*AIM OF THE EXERCISE*: Return every record exactly as it appears. Leave nothing out.
*** Block opens ***
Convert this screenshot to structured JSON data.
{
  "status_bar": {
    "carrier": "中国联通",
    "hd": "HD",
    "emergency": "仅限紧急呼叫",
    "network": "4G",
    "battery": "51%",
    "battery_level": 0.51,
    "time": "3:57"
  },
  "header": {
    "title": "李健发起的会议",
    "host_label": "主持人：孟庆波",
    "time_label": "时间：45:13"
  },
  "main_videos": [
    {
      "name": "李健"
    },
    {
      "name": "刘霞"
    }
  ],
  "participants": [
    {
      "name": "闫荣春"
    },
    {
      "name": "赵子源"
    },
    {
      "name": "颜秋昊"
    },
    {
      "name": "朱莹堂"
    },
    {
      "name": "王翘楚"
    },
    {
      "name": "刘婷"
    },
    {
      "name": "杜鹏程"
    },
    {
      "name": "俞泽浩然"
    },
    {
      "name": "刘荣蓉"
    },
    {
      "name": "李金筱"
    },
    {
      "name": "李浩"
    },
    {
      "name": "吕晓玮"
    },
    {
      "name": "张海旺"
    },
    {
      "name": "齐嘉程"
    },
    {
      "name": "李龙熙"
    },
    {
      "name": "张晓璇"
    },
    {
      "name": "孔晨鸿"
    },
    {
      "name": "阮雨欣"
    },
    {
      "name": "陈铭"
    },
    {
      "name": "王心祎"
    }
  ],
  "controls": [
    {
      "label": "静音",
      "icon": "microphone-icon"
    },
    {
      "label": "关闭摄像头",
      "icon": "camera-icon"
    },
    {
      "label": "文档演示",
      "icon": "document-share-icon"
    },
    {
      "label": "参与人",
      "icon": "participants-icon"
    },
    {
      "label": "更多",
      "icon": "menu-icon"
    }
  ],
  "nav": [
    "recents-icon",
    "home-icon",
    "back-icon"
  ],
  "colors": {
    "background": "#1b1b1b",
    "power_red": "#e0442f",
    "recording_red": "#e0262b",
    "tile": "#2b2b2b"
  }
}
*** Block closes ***
*TASK RESULT*:
Convert this screenshot to structured JSON data.
{
  "status_bar": {
    "carrier": "中国联通",
    "hd": "HD",
    "emergency": "仅限紧急呼叫",
    "network": "4G",
    "battery": "51%",
    "battery_level": 0.51,
    "time": "3:57"
  },
  "header": {
    "title": "李健发起的会议",
    "host_label": "主持人：孟庆波",
    "time_label": "时间：45:13"
  },
  "main_videos": [
    {
      "name": "李健"
    },
    {
      "name": "刘霞"
    }
  ],
  "participants": [
    {
      "name": "闫荣春"
    },
    {
      "name": "赵子源"
    },
    {
      "name": "颜秋昊"
    },
    {
      "name": "朱莹堂"
    },
    {
      "name": "王翘楚"
    },
    {
      "name": "刘婷"
    },
    {
      "name": "杜鹏程"
    },
    {
      "name": "俞泽浩然"
    },
    {
      "name": "刘荣蓉"
    },
    {
      "name": "李金筱"
    },
    {
      "name": "李浩"
    },
    {
      "name": "吕晓玮"
    },
    {
      "name": "张海旺"
    },
    {
      "name": "齐嘉程"
    },
    {
      "name": "李龙熙"
    },
    {
      "name": "张晓璇"
    },
    {
      "name": "孔晨鸿"
    },
    {
      "name": "阮雨欣"
    },
    {
      "name": "陈铭"
    },
    {
      "name": "王心祎"
    }
  ],
  "controls": [
    {
      "label": "静音",
      "icon": "microphone-icon"
    },
    {
      "label": "关闭摄像头",
      "icon": "camera-icon"
    },
    {
      "label": "文档演示",
      "icon": "document-share-icon"
    },
    {
      "label": "参与人",
      "icon": "participants-icon"
    },
    {
      "label": "更多",
      "icon": "menu-icon"
    }
  ],
  "nav": [
    "recents-icon",
    "home-icon",
    "back-icon"
  ],
  "colors": {
    "background": "#1b1b1b",
    "power_red": "#e0442f",
    "recording_red": "#e0262b",
    "tile": "#2b2b2b"
  }
}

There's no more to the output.